Keeping your minds out of the gutter for a second--and I know just how tough that can be sometimes--the title for this 2005 Irish production suggests not just an undead romantic comedy, but a fairly outrageous one at that. Maybe something on the level of Peter Jackson's BRAINDEAD, or Naoyuki Tomomatsu's STACY? That was the impression I got, which might explain why I was so disappointed in BOY EATS GIRL.
It wasn't because director Stephen Bradley didn't go over the top, but that he didn't bother to break any new ground. Practically every facet of this film has been taken directly from other movies, borrowing so heavily on teen-hijinx flicks and well-worn zombie classics that when it does offer something novel (such as zombie-slaughter-via-backhoe) it fails to generate much enthusiasm. It mirrors its influences the same way NIGHT OF THE LIVING DORKS did, so much so that I'm having trouble telling the two apart.

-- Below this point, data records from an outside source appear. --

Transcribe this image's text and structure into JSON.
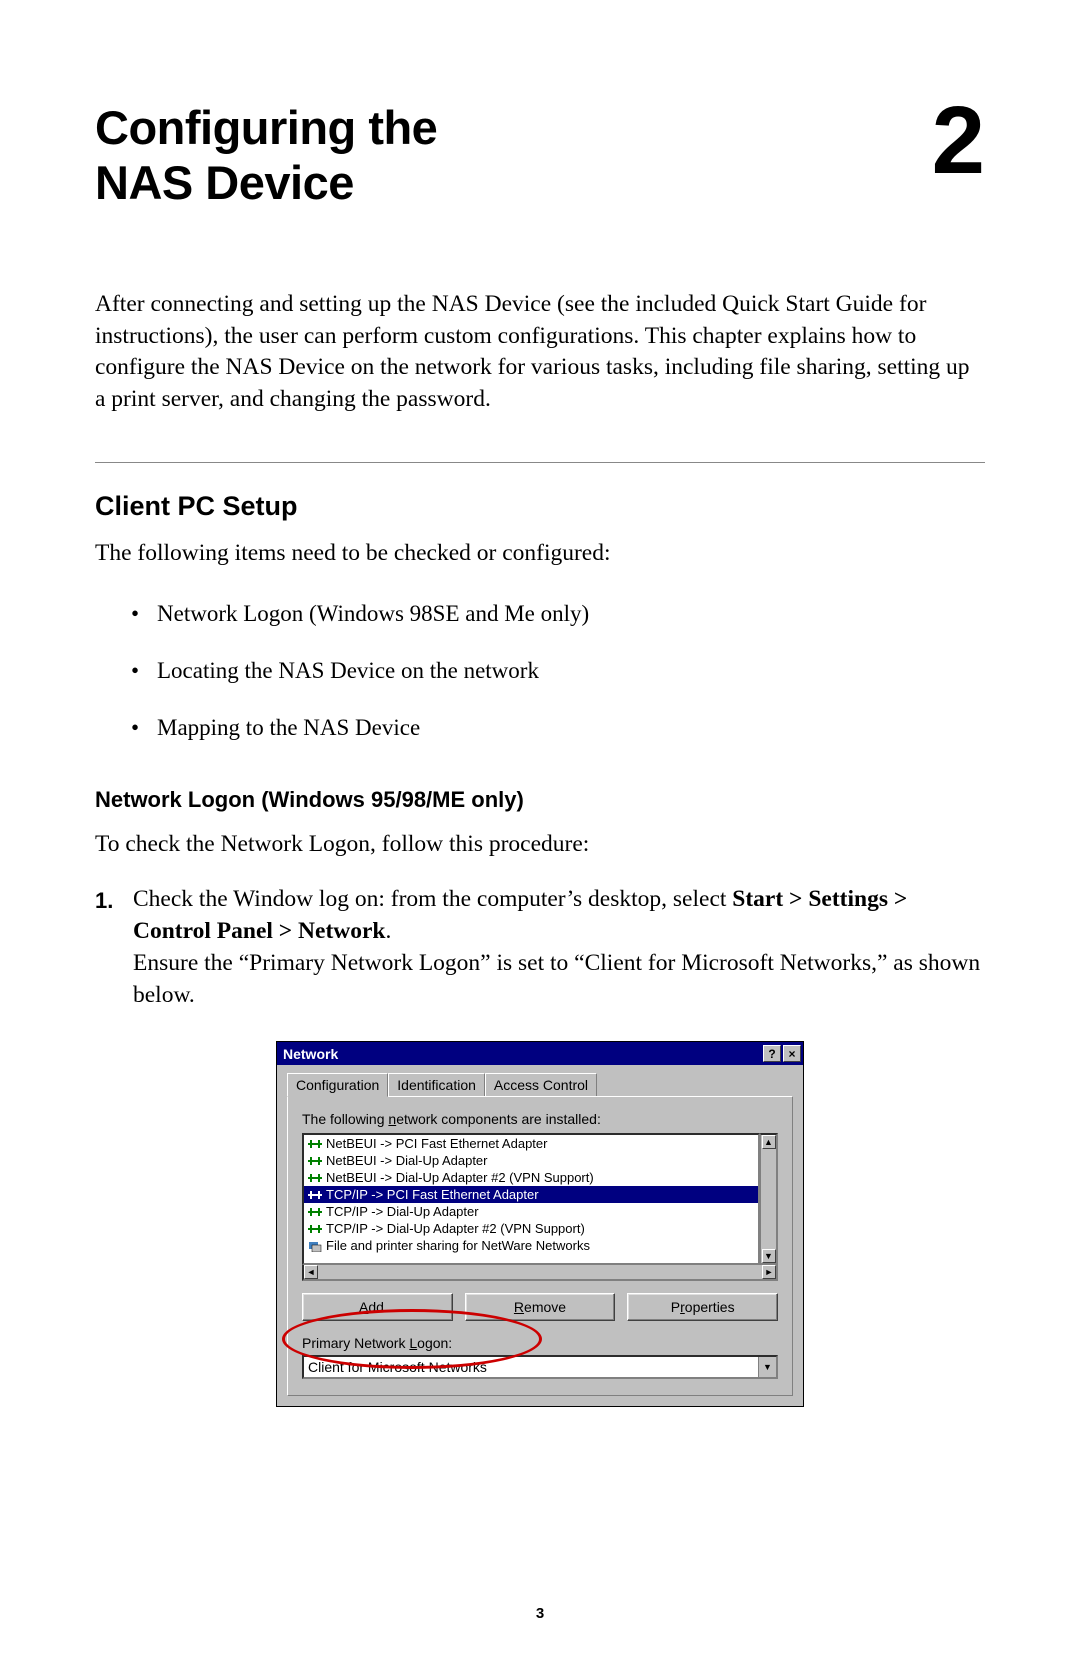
{
  "chapter": {
    "title": "Configuring the NAS Device",
    "number": "2"
  },
  "intro": "After connecting and setting up the NAS Device (see the included Quick Start Guide for instructions), the user can perform custom configurations. This chapter explains how to configure the NAS Device on the network for various tasks, including file sharing, setting up a print server, and changing the password.",
  "section": {
    "heading": "Client PC Setup",
    "lead": "The following items need to be checked or configured:"
  },
  "bullets": [
    "Network Logon (Windows 98SE and Me only)",
    "Locating the NAS Device on the network",
    "Mapping to the NAS Device"
  ],
  "subsection": {
    "heading": "Network Logon (Windows 95/98/ME only)",
    "lead": "To check the Network Logon, follow this procedure:"
  },
  "step1": {
    "num": "1.",
    "l1a": "Check the Window log on: from the computer’s desktop, select ",
    "l1b": "Start > Settings > Control Panel > Network",
    "l1c": ".",
    "l2": "Ensure the “Primary Network Logon” is set to “Client for Microsoft Networks,” as shown below."
  },
  "dialog": {
    "title": "Network",
    "help": "?",
    "close": "×",
    "tabs": {
      "config": "Configuration",
      "ident": "Identification",
      "access": "Access Control"
    },
    "components_label_pre": "The following ",
    "components_label_u": "n",
    "components_label_post": "etwork components are installed:",
    "rows": [
      "NetBEUI -> PCI Fast Ethernet Adapter",
      "NetBEUI -> Dial-Up Adapter",
      "NetBEUI -> Dial-Up Adapter #2 (VPN Support)",
      "TCP/IP -> PCI Fast Ethernet Adapter",
      "TCP/IP -> Dial-Up Adapter",
      "TCP/IP -> Dial-Up Adapter #2 (VPN Support)",
      "File and printer sharing for NetWare Networks"
    ],
    "selected_index": 3,
    "buttons": {
      "add": "Add...",
      "add_u": "A",
      "remove": "Remove",
      "remove_u": "R",
      "props": "Properties",
      "props_u": "r"
    },
    "pnl_label_pre": "Primary Network ",
    "pnl_label_u": "L",
    "pnl_label_post": "ogon:",
    "pnl_value": "Client for Microsoft Networks"
  },
  "page_number": "3"
}
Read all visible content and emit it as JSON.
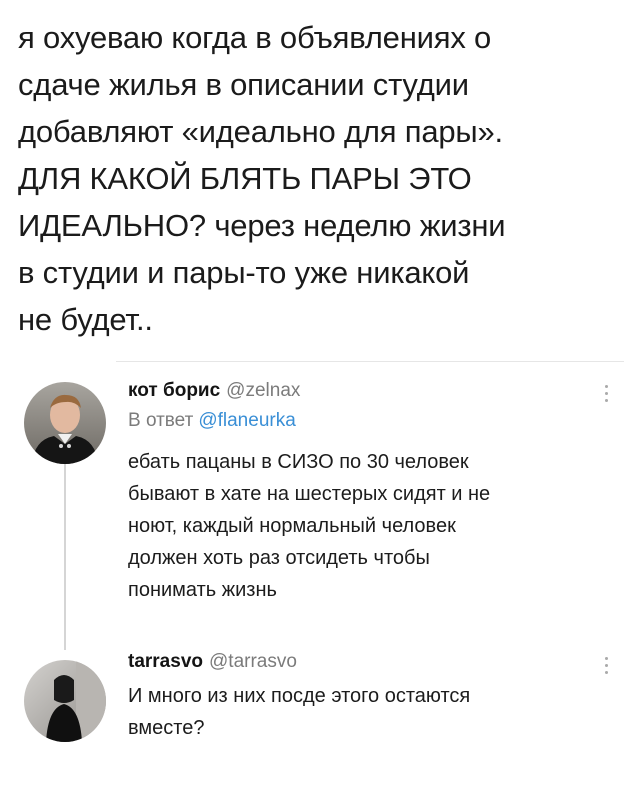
{
  "main_tweet": {
    "lines": [
      "я охуеваю когда в объявлениях о",
      "сдаче жилья в описании студии",
      "добавляют «идеально для пары».",
      "ДЛЯ КАКОЙ БЛЯТЬ ПАРЫ ЭТО",
      "ИДЕАЛЬНО? через неделю жизни",
      "в студии и пары-то уже никакой",
      "не будет.."
    ]
  },
  "replies": [
    {
      "display_name": "кот борис",
      "handle": "@zelnax",
      "in_reply_prefix": "В ответ",
      "in_reply_mention": "@flaneurka",
      "lines": [
        "ебать пацаны в СИЗО по 30 человек",
        "бывают в хате на шестерых сидят и не",
        "ноют, каждый нормальный человек",
        "должен хоть раз отсидеть чтобы",
        "понимать жизнь"
      ]
    },
    {
      "display_name": "tarrasvo",
      "handle": "@tarrasvo",
      "lines": [
        "И много из них посде этого остаются",
        "вместе?"
      ]
    }
  ],
  "icons": {
    "more": "more-vertical-icon"
  },
  "colors": {
    "text": "#1b1b1b",
    "secondary": "#7b7b7b",
    "link": "#3a8fd6",
    "divider": "#e6e6e6",
    "thread_line": "#d5d5d5"
  }
}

BOY EATS GIRL hews so close to the teen-zombie formula (and I hadn't realized there was one until now) that you can predict each scene right before it happens: our newly-zombified heroes experience hunger pangs that can't be sated until--oh, no!--they dine on human flesh, there's the obligatory scene in which characters discover they have no vital signs, etc. Had Bradley injected any genuine humor into these tired proceedings it might've made them more interesting, but instead lets the acute familiarity grind the film to a halt. And I might not go so far as to call the picture an idiot plot, but it relies enough on simple misunderstandings to come pretty damn close.

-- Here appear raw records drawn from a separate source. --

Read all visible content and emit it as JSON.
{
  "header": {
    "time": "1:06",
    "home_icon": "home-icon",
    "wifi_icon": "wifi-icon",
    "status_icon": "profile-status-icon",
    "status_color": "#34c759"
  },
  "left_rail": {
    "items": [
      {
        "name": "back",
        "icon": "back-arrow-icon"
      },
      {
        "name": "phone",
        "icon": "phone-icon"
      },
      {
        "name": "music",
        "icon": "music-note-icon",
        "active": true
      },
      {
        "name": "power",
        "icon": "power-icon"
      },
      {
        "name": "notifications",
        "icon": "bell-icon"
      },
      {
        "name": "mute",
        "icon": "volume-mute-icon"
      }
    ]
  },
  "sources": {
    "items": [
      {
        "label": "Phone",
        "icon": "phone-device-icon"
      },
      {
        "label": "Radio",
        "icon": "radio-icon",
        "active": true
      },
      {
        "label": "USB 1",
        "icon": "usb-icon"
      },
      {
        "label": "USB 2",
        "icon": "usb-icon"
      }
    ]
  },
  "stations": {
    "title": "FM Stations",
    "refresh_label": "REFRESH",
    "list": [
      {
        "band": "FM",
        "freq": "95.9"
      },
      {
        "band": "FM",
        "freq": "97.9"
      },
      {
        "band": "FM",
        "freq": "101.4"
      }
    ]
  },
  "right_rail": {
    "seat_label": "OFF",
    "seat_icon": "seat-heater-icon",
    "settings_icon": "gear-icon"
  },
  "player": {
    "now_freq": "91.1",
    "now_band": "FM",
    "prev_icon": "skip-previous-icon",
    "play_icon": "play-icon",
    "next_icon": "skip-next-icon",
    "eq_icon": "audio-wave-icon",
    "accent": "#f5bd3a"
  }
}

There are too many zombie comedies out there that do more to make BOY EATS GIRL worth your time. Although its solid, photogenic cast does what they can with the material, it's too weak to compete with SHAUN OF THE DEAD, etc.